You expect to hear the bells ringing on Sunday before the usual services – but ringing at noon is out of the ordinary. So it was on the first Sunday in June when a band of Northchurch ringers gathered to remember Robert Allen with affection and respect.
As a young lad, Robert had learnt to ring at St Mary’s in the ‘50s but his working life took him away from the area, and from ringing.
Retirement brought him back less than 10 years ago and Robert discovered that ringing is indeed like riding a bike: once you’ve learned, you never forget how to do it. Robert was the most regular of Sunday ringers – and the most conscientious clock-winder!
Those bells ringing at noon heralded the scattering of Robert’s ashes in the churchyard, a simple ceremony attended by a score of friends from near and far.
Bells on Saturdays at this time of year often celebrate a wedding, half an hour before the service and for 20 minutes afterwards.
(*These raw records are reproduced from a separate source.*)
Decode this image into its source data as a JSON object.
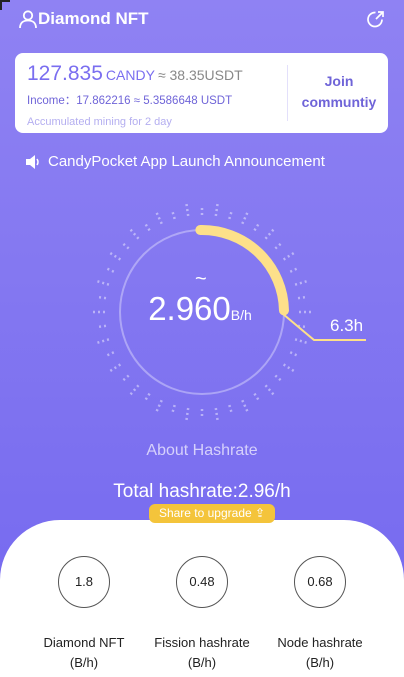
{
  "header": {
    "title": "Diamond NFT",
    "user_icon": "user-icon",
    "share_icon": "share-icon"
  },
  "balance": {
    "amount": "127.835",
    "unit": "CANDY",
    "usdt_equiv": "≈ 38.35USDT",
    "income": "Income：17.862216 ≈ 5.3586648 USDT",
    "accumulated": "Accumulated mining for 2 day",
    "join_label": "Join communtiy"
  },
  "announcement": {
    "icon": "speaker-icon",
    "text": "CandyPocket App Launch Announcement"
  },
  "gauge": {
    "value": "2.960",
    "unit": "B/h",
    "tilde": "~",
    "time_label": "6.3h",
    "progress": 0.25
  },
  "about_label": "About Hashrate",
  "total_hashrate": "Total hashrate:2.96/h",
  "upgrade_button": "Share to upgrade ⇪",
  "stats": [
    {
      "value": "1.8",
      "label": "Diamond NFT",
      "unit": "(B/h)"
    },
    {
      "value": "0.48",
      "label": "Fission hashrate",
      "unit": "(B/h)"
    },
    {
      "value": "0.68",
      "label": "Node hashrate",
      "unit": "(B/h)"
    }
  ],
  "colors": {
    "accent": "#7a6ef0",
    "gauge_arc": "#fde08a",
    "button": "#f4c43b"
  }
}
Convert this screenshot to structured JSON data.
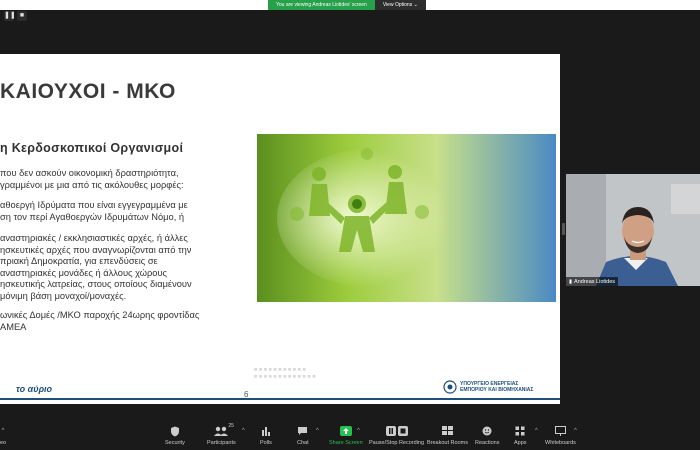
{
  "share_banner": {
    "message": "You are viewing Andreas Liotides' screen",
    "options_label": "View Options"
  },
  "slide": {
    "title": "ΚΑΙΟΥΧΟΙ - ΜΚΟ",
    "subtitle": "η Κερδοσκοπικοί Οργανισμοί",
    "paragraphs": [
      [
        "που δεν ασκούν οικονομική δραστηριότητα,",
        "γραμμένοι με μια από τις ακόλουθες μορφές:"
      ],
      [
        "αθοεργή Ιδρύματα που είναι εγγεγραμμένα με",
        "ση τον περί Αγαθοεργών Ιδρυμάτων Νόμο, ή"
      ],
      [
        "αναστηριακές / εκκλησιαστικές αρχές, ή άλλες",
        "ησκευτικές αρχές που αναγνωρίζονται από την",
        "πριακή Δημοκρατία, για επενδύσεις σε",
        "αναστηριακές μονάδες ή άλλους χώρους",
        "ησκευτικής λατρείας, στους οποίους διαμένουν",
        "μόνιμη βάση μοναχοί/μοναχές."
      ],
      [
        "ωνικές Δομές /ΜΚΟ παροχής 24ωρης φροντίδας",
        "ΑΜΕΑ"
      ]
    ],
    "page_number": "6",
    "footer_left": "το αύριο",
    "footer_logo_lines": [
      "ΥΠΟΥΡΓΕΙΟ ΕΝΕΡΓΕΙΑΣ",
      "ΕΜΠΟΡΙΟΥ ΚΑΙ ΒΙΟΜΗΧΑΝΙΑΣ"
    ]
  },
  "participant": {
    "name": "Andreas Liotides"
  },
  "toolbar": {
    "participants_count": "25",
    "items": [
      {
        "label": "Security",
        "icon": "shield-icon"
      },
      {
        "label": "Participants",
        "icon": "participants-icon"
      },
      {
        "label": "Polls",
        "icon": "polls-icon"
      },
      {
        "label": "Chat",
        "icon": "chat-icon"
      },
      {
        "label": "Share Screen",
        "icon": "share-screen-icon"
      },
      {
        "label": "Pause/Stop Recording",
        "icon": "recording-icon"
      },
      {
        "label": "Breakout Rooms",
        "icon": "breakout-rooms-icon"
      },
      {
        "label": "Reactions",
        "icon": "reactions-icon"
      },
      {
        "label": "Apps",
        "icon": "apps-icon"
      },
      {
        "label": "Whiteboards",
        "icon": "whiteboard-icon"
      }
    ],
    "left_fragment": "eo"
  },
  "colors": {
    "share_green": "#27a04a",
    "slide_blue": "#1f4e79",
    "toolbar_bg": "#1a1a1a"
  }
}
Different timings will tell you the bride was late! Ringing for a wedding is definitely for celebration.
If you hear the bells ringing for nearly 50 minutes nonstop, that will be a quarter peal. At the end of May, some ringers from elsewhere in the county came as part of their ambition to ring a quarter peal at every tower in Hertfordshire. Two QPs a week will do it! This may not sound much like fun to you, but bellringers enjoy a challenge ....
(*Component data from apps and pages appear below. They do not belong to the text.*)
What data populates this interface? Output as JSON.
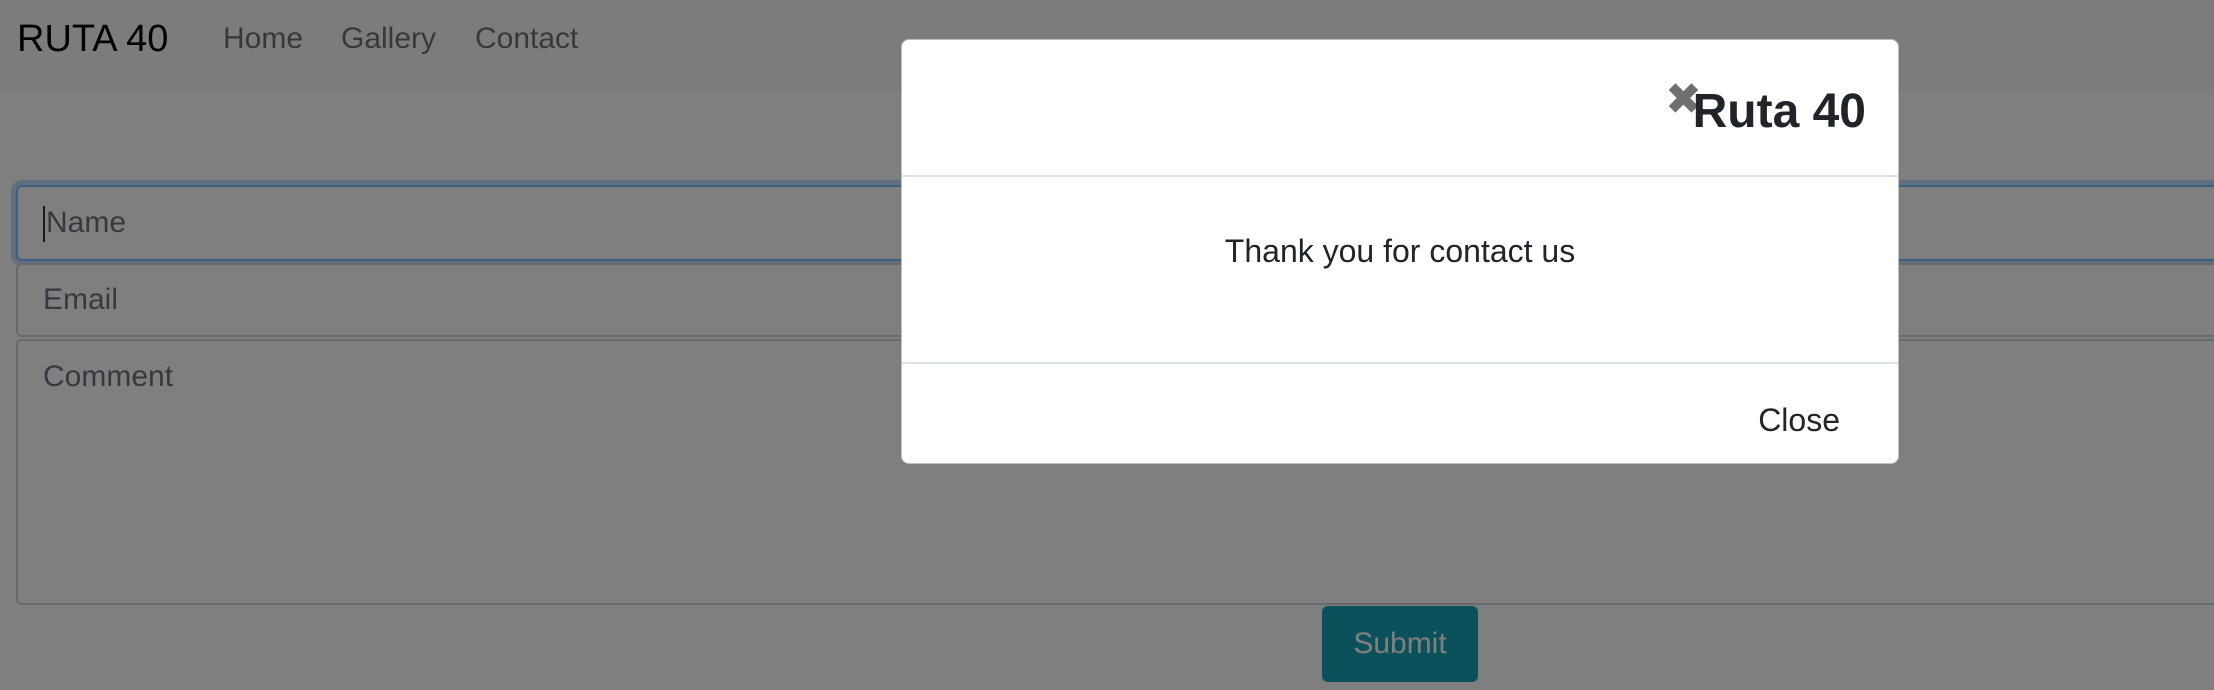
{
  "navbar": {
    "brand": "RUTA 40",
    "links": [
      "Home",
      "Gallery",
      "Contact"
    ]
  },
  "form": {
    "name_placeholder": "Name",
    "email_placeholder": "Email",
    "comment_placeholder": "Comment",
    "submit_label": "Submit"
  },
  "modal": {
    "title": "Ruta 40",
    "close_icon": "close-icon",
    "message": "Thank you for contact us",
    "close_label": "Close"
  },
  "colors": {
    "submit_button": "#17a2b8",
    "backdrop": "rgba(0,0,0,0.5)",
    "focus_border": "#80bdff"
  }
}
What about Monday practice nights? People who enjoy their hobbies, sports, or leisure activities generally regard them as fun. But there is also a serious side to our regular practice. The ringers are learning and practising to ring something new or something tricky. Amongst supportive friends, everyone takes delight in mastery of some new skill.
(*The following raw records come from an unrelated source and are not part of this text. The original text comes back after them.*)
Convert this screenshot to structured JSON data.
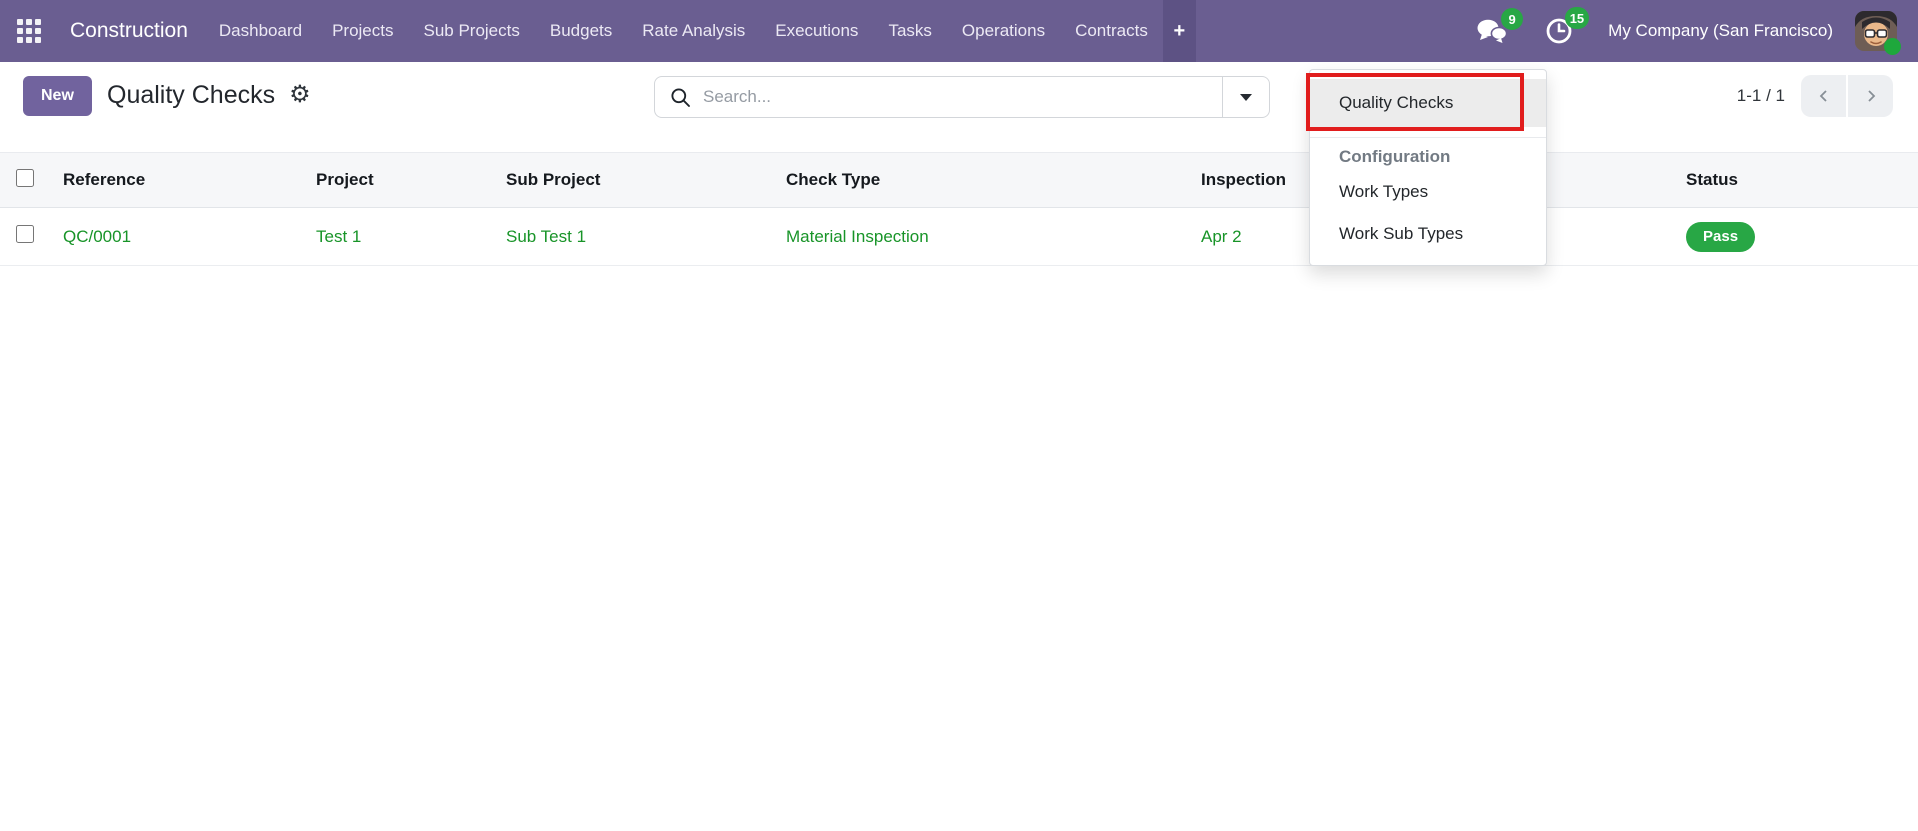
{
  "navbar": {
    "brand": "Construction",
    "menu": [
      "Dashboard",
      "Projects",
      "Sub Projects",
      "Budgets",
      "Rate Analysis",
      "Executions",
      "Tasks",
      "Operations",
      "Contracts"
    ],
    "plus": "+",
    "messages_count": "9",
    "activities_count": "15",
    "company": "My Company (San Francisco)"
  },
  "control_panel": {
    "new_button": "New",
    "title": "Quality Checks",
    "search_placeholder": "Search...",
    "pager_text": "1-1 / 1"
  },
  "dropdown_menu": {
    "active_item": "Quality Checks",
    "section_header": "Configuration",
    "items": [
      "Work Types",
      "Work Sub Types"
    ]
  },
  "table": {
    "headers": [
      "Reference",
      "Project",
      "Sub Project",
      "Check Type",
      "Inspection",
      "Status"
    ],
    "rows": [
      {
        "reference": "QC/0001",
        "project": "Test 1",
        "sub_project": "Sub Test 1",
        "check_type": "Material Inspection",
        "inspection_date": "Apr 2",
        "status": "Pass"
      }
    ]
  },
  "colors": {
    "navbar_bg": "#6a5e91",
    "primary": "#71639e",
    "success": "#28a745",
    "record_text_green": "#189428",
    "annotation_red": "#e11d1d"
  }
}
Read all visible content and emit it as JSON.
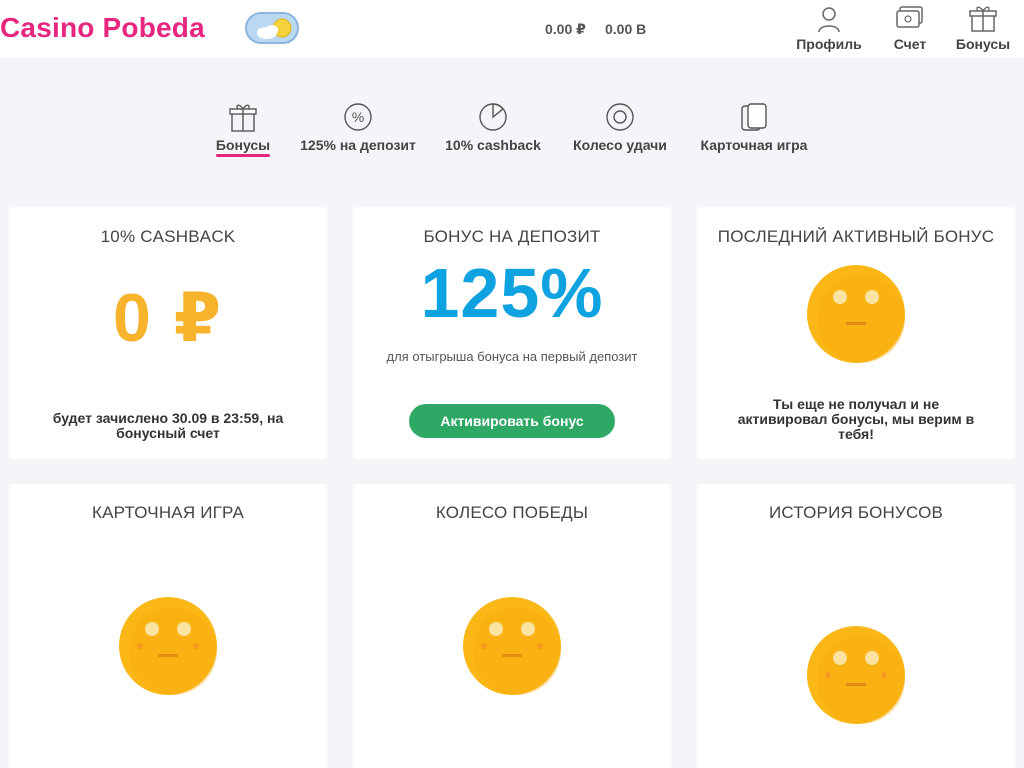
{
  "header": {
    "logo": "Casino Pobeda",
    "balance_rub": "0.00 ₽",
    "balance_b": "0.00 B",
    "items": [
      {
        "label": "Профиль",
        "icon": "user-icon"
      },
      {
        "label": "Счет",
        "icon": "wallet-icon"
      },
      {
        "label": "Бонусы",
        "icon": "gift-icon"
      }
    ]
  },
  "tabs": [
    {
      "label": "Бонусы",
      "icon": "gift-icon",
      "active": true
    },
    {
      "label": "125% на депозит",
      "icon": "percent-icon"
    },
    {
      "label": "10% cashback",
      "icon": "pie-icon"
    },
    {
      "label": "Колесо удачи",
      "icon": "wheel-icon"
    },
    {
      "label": "Карточная игра",
      "icon": "cards-icon"
    }
  ],
  "cards": {
    "cashback": {
      "title": "10% CASHBACK",
      "value": "0 ₽",
      "note": "будет зачислено 30.09 в 23:59, на бонусный счет"
    },
    "deposit": {
      "title": "БОНУС НА ДЕПОЗИТ",
      "percent": "125%",
      "subtitle": "для отыгрыша бонуса на первый депозит",
      "button": "Активировать бонус"
    },
    "last_bonus": {
      "title": "ПОСЛЕДНИЙ АКТИВНЫЙ БОНУС",
      "note": "Ты еще не получал и не активировал бонусы, мы верим в тебя!"
    },
    "card_game": {
      "title": "КАРТОЧНАЯ ИГРА"
    },
    "wheel": {
      "title": "КОЛЕСО ПОБЕДЫ"
    },
    "history": {
      "title": "ИСТОРИЯ БОНУСОВ"
    }
  },
  "colors": {
    "brand": "#e7277f",
    "cashback": "#f7b32b",
    "percent": "#0ea3e0",
    "button": "#2fa865",
    "smiley": "#fbb715"
  }
}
The overall result is that the standard of our Sunday ringing also improves.
Valerie Clark, Tower Captain